Inductive Transfer Learning

Inductive Transfer Learning

Inductive Transfer Learning is a powerful machine learning technique that leverages knowledge gained from one problem to solve a different, but related problem. This approach is particularly useful when dealing with scenarios where labeled data is scarce or expensive to obtain.


Inductive Transfer Learning is a subset of transfer learning, a broader machine learning strategy. The primary goal of inductive transfer learning is to improve the learning efficiency and performance of a target task by applying knowledge extracted from a related source task. This is achieved by transferring the inductive bias, which is the set of assumptions that the learner uses to predict outputs given inputs, from the source task to the target task.

Why it Matters

Inductive Transfer Learning is a crucial tool in the data scientist’s arsenal. It allows for the leveraging of pre-existing models that have been trained on large datasets, reducing the need for extensive data collection and computational resources. This technique is particularly beneficial in domains where data is scarce or expensive to obtain, such as medical imaging or natural language processing.

How it Works

The process of inductive transfer learning involves two main steps:

  1. Pre-training: A model is trained on a source task, where abundant data is available. This model learns a general representation of the data, capturing the underlying patterns and structures.

  2. Fine-tuning: The pre-trained model is then fine-tuned on the target task, which may have less data available. The model’s parameters are updated to better fit the target task, while still retaining the general knowledge learned from the source task.

Use Cases

Inductive Transfer Learning has been successfully applied in various domains:

  • Natural Language Processing (NLP): Models like BERT and GPT have been pre-trained on large text corpora and then fine-tuned for specific tasks such as sentiment analysis or question answering.

  • Computer Vision: Models like ResNet and VGG have been pre-trained on large image datasets like ImageNet and then fine-tuned for tasks like object detection or image segmentation.

  • Reinforcement Learning: Agents can be pre-trained in a simulated environment and then fine-tuned in the real world, reducing the amount of real-world interaction needed.


While inductive transfer learning is a powerful technique, it’s not without its limitations.
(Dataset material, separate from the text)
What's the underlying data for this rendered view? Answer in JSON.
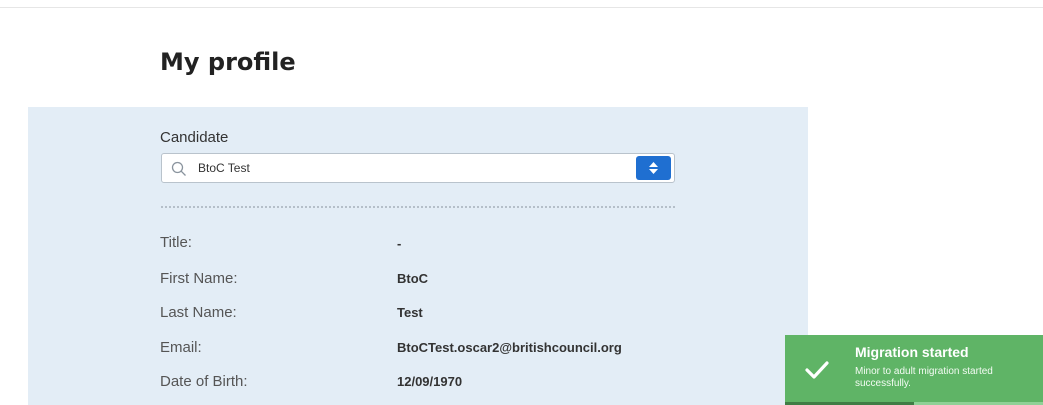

The success of the transfer heavily depends on the similarity between the source and target tasks. If the tasks are too dissimilar, the transferred knowledge may not be beneficial and could even harm the performance on the target task. Additionally, fine-tuning a pre-trained model requires careful hyperparameter tuning to avoid catastrophic forgetting of the knowledge learned from the source task.

Further Reading

Inductive Transfer Learning is a powerful tool for data scientists, enabling them to leverage pre-existing models and knowledge to tackle new tasks efficiently. By understanding its workings, benefits, and limitations, data scientists can effectively apply this technique in their work.